Grease a baking pan or sheet lightly and place the dough in the pan. Stretch it to fit the sides. It’s great to have a higher crust to hold in the sauce and toppings.
Add a light drizzle of olive oil to the uncooked crust. Then start adding your sauce, as much or as little as you like. Since this pizza has a thicker, soft crust, it can handle a lot of sauce (for instance, I used nearly all the sauce for the one I made).
Then add your toppings. Pile them on, don’t be shy. When that’s done, season the pizza with a light sprinkling of salt, add some pepper, and another light drizzle of olive oil.
Shove your pizza into the hot oven on the middle baking rack. Bake for about 15 minutes, and start checking after 10 minutes or so. The crust should brown a bit, and if you use a spatula to lift the corner to take a peek underneath, you should see that the bottom has cooked and browned a little.
Done! Let cool a bit, slice and have a bite. The pizza may need a touch more salt and pepper. Enjoy!

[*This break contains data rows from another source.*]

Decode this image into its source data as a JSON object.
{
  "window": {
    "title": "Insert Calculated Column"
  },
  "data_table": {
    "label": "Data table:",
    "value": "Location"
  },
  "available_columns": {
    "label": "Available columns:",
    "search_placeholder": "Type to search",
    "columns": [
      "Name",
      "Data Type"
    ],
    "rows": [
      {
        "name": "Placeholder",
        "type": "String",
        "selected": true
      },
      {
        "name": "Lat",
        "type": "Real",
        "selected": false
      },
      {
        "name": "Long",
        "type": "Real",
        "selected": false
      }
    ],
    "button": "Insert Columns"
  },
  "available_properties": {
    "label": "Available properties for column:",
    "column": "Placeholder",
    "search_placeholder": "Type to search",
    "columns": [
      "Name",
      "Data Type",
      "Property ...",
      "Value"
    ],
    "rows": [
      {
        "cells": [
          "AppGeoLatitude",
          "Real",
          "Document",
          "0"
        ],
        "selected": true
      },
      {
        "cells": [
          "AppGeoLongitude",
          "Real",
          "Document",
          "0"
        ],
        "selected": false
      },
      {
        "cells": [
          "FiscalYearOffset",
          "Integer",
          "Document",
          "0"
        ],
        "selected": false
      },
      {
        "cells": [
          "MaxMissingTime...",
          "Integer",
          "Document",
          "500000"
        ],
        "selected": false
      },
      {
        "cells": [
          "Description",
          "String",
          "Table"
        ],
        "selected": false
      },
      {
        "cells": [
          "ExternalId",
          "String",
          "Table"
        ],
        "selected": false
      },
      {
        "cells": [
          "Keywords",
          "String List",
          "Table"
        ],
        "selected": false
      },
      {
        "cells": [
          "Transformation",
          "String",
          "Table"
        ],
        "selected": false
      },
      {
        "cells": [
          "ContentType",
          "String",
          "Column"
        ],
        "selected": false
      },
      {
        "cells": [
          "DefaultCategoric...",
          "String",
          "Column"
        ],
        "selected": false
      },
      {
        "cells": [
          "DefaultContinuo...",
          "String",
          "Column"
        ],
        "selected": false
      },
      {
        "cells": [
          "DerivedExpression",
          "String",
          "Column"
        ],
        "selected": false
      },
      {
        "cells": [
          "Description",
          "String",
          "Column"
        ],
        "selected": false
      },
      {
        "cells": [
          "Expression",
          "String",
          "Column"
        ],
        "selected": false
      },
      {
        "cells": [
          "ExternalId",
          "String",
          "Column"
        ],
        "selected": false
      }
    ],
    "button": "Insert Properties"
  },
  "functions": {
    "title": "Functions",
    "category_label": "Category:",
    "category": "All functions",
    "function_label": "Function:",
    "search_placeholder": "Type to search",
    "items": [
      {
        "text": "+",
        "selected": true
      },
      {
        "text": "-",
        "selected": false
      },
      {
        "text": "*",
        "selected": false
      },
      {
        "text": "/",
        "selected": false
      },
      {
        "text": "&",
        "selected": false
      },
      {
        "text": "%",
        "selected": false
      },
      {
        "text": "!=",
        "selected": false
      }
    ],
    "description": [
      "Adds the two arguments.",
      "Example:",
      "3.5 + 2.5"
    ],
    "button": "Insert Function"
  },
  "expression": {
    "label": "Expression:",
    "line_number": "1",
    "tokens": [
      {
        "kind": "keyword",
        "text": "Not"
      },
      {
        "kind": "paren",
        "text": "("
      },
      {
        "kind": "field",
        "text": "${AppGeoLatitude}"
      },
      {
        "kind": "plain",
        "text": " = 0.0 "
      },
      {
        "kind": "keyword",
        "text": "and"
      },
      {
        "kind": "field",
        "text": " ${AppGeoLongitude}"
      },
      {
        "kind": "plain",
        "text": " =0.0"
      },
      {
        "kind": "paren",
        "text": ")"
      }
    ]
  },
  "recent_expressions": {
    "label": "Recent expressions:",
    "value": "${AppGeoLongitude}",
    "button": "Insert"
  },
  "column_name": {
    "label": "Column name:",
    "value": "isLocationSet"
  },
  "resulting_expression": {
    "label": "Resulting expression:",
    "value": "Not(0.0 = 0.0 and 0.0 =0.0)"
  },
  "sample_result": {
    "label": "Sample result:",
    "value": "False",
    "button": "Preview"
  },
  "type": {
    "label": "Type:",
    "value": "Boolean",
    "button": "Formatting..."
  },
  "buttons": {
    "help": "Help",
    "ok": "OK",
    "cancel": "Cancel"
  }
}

P.S.: A balsamic reduction is a clichéed but fantastic addition post-cooking. To make one, reduce 1 cup of balsamic vinegar over medium heat until you’ve got about 1/4 cup or less remaining (it’ll be thick enough to coat the back of a spoon). Remove from heat and let cool, it will continue to thicken as it does so. Drizzle over the pizza before serving.